Your assignment =>
Find the word "icon" in the records below. List each line containing it.
-- Data in this exercise follows --
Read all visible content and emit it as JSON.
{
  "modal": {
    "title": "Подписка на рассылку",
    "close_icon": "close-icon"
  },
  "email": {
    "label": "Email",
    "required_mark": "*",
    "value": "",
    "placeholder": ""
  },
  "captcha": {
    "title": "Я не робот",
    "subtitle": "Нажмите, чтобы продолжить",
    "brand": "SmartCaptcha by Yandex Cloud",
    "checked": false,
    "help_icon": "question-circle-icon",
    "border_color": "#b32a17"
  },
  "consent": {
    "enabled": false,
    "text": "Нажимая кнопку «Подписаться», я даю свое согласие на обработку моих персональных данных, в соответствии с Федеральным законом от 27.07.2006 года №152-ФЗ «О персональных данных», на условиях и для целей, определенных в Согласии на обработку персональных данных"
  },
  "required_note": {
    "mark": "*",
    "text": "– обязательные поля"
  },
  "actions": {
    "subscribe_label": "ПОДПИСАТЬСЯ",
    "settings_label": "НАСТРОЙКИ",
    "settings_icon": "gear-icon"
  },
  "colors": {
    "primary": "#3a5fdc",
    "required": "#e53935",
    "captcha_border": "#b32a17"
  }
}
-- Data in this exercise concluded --
Reply =>
    "close_icon": "close-icon"
    "help_icon": "question-circle-icon",
    "settings_icon": "gear-icon"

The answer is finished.